From an ancient Iranian tribe, Cyrus formed and then ruled the Persian Empire (from c. 559 - c. 529), extending it from Lydia through Babylonia. He is also familiar to those who know the Hebrew Bible. The name Cyrus comes from an ancient Persian version of Kourosh (Kūruš)*, translated into Greek and then into Latin. Kou'rosh is still a popular Iranian name.
Cyrus was the son of Cambyses I, king of Anshan, a Persian kingdom, in Susiana (Elam), and a Median princess. At the time, as Jona Lendering explains it, the Persians were vassals of the Medes. Cyrus revolted against his Median overlord, Astyages.
Cyrus conquered the Median Empire, becoming the first Persian king and founder of the Achmaenid dynasty by 546 B.C. That was also the year he conquered Lydia, taking it from the famously wealthy Croesus. Cyrus defeated the Babylonians in 539, and is called the liberator of the Babylonian Jews. A decade later, Tomyris, Queen of the Massagetae, led an attack that killed Cyrus. He was succeeded by his son Cambyses II, who expanded the Persian empire into Egypt, before dying after 7 years as king. [See Herodotus on Cambyses' conquest of Egypt.]

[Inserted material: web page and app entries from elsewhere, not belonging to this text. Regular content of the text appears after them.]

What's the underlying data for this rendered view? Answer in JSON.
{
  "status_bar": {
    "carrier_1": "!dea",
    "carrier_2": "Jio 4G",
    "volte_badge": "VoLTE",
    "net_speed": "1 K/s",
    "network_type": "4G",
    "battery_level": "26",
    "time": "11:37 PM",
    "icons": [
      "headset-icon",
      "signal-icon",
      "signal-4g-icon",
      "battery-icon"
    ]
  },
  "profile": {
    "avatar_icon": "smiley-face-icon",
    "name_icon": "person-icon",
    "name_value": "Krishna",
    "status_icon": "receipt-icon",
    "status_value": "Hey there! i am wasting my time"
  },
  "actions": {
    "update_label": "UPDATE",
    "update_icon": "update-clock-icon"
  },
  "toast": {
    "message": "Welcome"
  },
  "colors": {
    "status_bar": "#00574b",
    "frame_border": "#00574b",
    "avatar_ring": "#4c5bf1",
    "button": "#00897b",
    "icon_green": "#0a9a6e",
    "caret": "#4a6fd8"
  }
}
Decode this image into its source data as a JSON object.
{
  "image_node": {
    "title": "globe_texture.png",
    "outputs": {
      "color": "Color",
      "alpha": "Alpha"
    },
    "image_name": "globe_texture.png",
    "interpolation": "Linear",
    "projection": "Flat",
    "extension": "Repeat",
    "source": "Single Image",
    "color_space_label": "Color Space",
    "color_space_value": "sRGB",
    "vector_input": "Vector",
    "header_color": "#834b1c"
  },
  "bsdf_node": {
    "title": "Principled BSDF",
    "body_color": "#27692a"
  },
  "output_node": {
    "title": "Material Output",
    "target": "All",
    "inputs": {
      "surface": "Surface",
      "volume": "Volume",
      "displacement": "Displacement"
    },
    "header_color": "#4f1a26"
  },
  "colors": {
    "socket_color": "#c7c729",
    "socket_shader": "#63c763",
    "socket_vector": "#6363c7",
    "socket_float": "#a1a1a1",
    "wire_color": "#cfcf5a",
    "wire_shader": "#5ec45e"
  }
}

A fragmented inscription on a cylinder written in Akkadian cuneiform, describes some of the deeds of Cyrus. [See The Cyrus Cylinder.] It was discovered in 1879 during a British Museum excavation in the area. For what may be modern political reasons, it has been used to champion Cyrus as the creator of the first human rights document. There is a translation deemed by many to be a false one that would lead to such an interpretation. The following is not from that translation, but, instead, from one that uses more circumspect language. It does not, for instance, say Cyrus freed all the slaves.
Read the British Museum's translated Cyrus Cylinder.
* Quick note: Similarly Shapur is known as Sapor from Greco-Roman texts.